(ENTRIES SHOWN Opens)

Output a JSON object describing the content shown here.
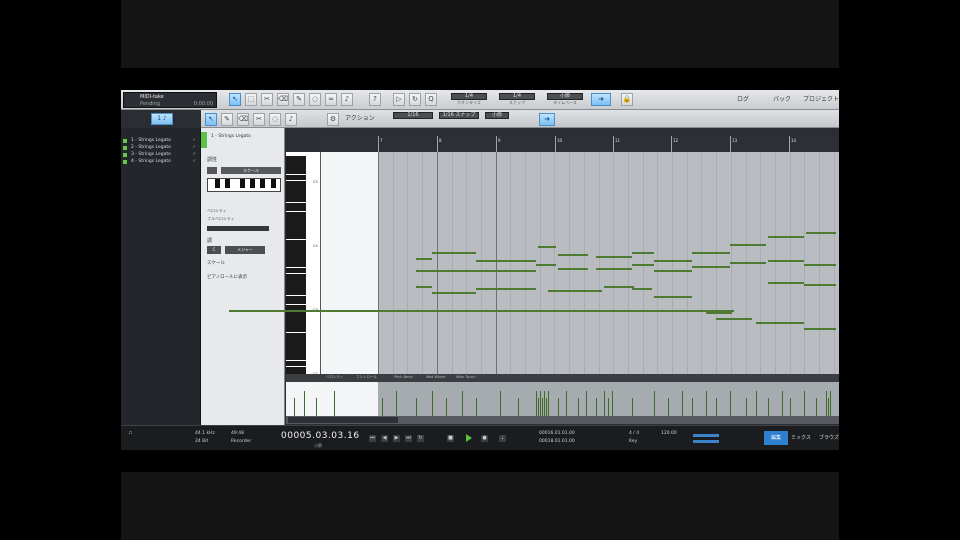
{
  "song": {
    "title": "MIDI-take",
    "subtitle": "Pending",
    "meta": "0:00:00"
  },
  "toolbar": {
    "lcds": [
      {
        "value": "1/4",
        "caption": "クオンタイズ"
      },
      {
        "value": "1/4",
        "caption": "スナップ"
      },
      {
        "value": "小節",
        "caption": "タイムベース"
      }
    ],
    "right_buttons": [
      "ログ",
      "パック",
      "プロジェクト"
    ]
  },
  "toolbar2": {
    "left_button": "1 ♪",
    "dropdown_label": "アクション",
    "lcds": [
      "1/16",
      "1/16 スナップ",
      "小節"
    ]
  },
  "tracks": [
    {
      "name": "1 - Strings Legato"
    },
    {
      "name": "2 - Strings Legato"
    },
    {
      "name": "3 - Strings Legato"
    },
    {
      "name": "4 - Strings Legato"
    }
  ],
  "inspector": {
    "name": "1 - Strings Legato",
    "section1": "調性",
    "select_value": "スケール",
    "section2": "ベロシティ",
    "section2b": "フルベロシティ",
    "section3": "調",
    "btn_a": "C",
    "btn_b": "メジャー",
    "check1": "スケール",
    "check2": "ピアノロールに表示"
  },
  "pianoroll": {
    "bars": [
      "7",
      "8",
      "9",
      "10",
      "11",
      "12",
      "13",
      "14"
    ],
    "key_labels": [
      "C5",
      "C4",
      "C3",
      "C2"
    ]
  },
  "lanes": {
    "tabs": [
      "ベロシティ",
      "コントロール",
      "Pitch Bend",
      "Mod Wheel",
      "After Touch"
    ]
  },
  "transport": {
    "sample_rate": "44.1 kHz",
    "bits": "24 Bit",
    "time_label": "49:48",
    "mode": "Recorder",
    "position": "00005.03.03.16",
    "position_sub": "小節",
    "loop_start": "00016.01.01.00",
    "loop_end": "00018.01.01.00",
    "tempo": "120.00",
    "timesig": "4 / 4",
    "key": "Key",
    "edit": "編集",
    "mix": "ミックス",
    "browse": "ブラウズ"
  },
  "colors": {
    "note": "#4f7a33",
    "accent": "#2f7fd0",
    "track_dot": "#6cc24a"
  }
}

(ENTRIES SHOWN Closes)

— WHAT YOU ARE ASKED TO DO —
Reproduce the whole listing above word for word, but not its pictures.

— OUTPUT OF THE TASK —
Output a JSON object describing the content shown here.
{
  "song": {
    "title": "MIDI-take",
    "subtitle": "Pending",
    "meta": "0:00:00"
  },
  "toolbar": {
    "lcds": [
      {
        "value": "1/4",
        "caption": "クオンタイズ"
      },
      {
        "value": "1/4",
        "caption": "スナップ"
      },
      {
        "value": "小節",
        "caption": "タイムベース"
      }
    ],
    "right_buttons": [
      "ログ",
      "パック",
      "プロジェクト"
    ]
  },
  "toolbar2": {
    "left_button": "1 ♪",
    "dropdown_label": "アクション",
    "lcds": [
      "1/16",
      "1/16 スナップ",
      "小節"
    ]
  },
  "tracks": [
    {
      "name": "1 - Strings Legato"
    },
    {
      "name": "2 - Strings Legato"
    },
    {
      "name": "3 - Strings Legato"
    },
    {
      "name": "4 - Strings Legato"
    }
  ],
  "inspector": {
    "name": "1 - Strings Legato",
    "section1": "調性",
    "select_value": "スケール",
    "section2": "ベロシティ",
    "section2b": "フルベロシティ",
    "section3": "調",
    "btn_a": "C",
    "btn_b": "メジャー",
    "check1": "スケール",
    "check2": "ピアノロールに表示"
  },
  "pianoroll": {
    "bars": [
      "7",
      "8",
      "9",
      "10",
      "11",
      "12",
      "13",
      "14"
    ],
    "key_labels": [
      "C5",
      "C4",
      "C3",
      "C2"
    ]
  },
  "lanes": {
    "tabs": [
      "ベロシティ",
      "コントロール",
      "Pitch Bend",
      "Mod Wheel",
      "After Touch"
    ]
  },
  "transport": {
    "sample_rate": "44.1 kHz",
    "bits": "24 Bit",
    "time_label": "49:48",
    "mode": "Recorder",
    "position": "00005.03.03.16",
    "position_sub": "小節",
    "loop_start": "00016.01.01.00",
    "loop_end": "00018.01.01.00",
    "tempo": "120.00",
    "timesig": "4 / 4",
    "key": "Key",
    "edit": "編集",
    "mix": "ミックス",
    "browse": "ブラウズ"
  },
  "colors": {
    "note": "#4f7a33",
    "accent": "#2f7fd0",
    "track_dot": "#6cc24a"
  }
}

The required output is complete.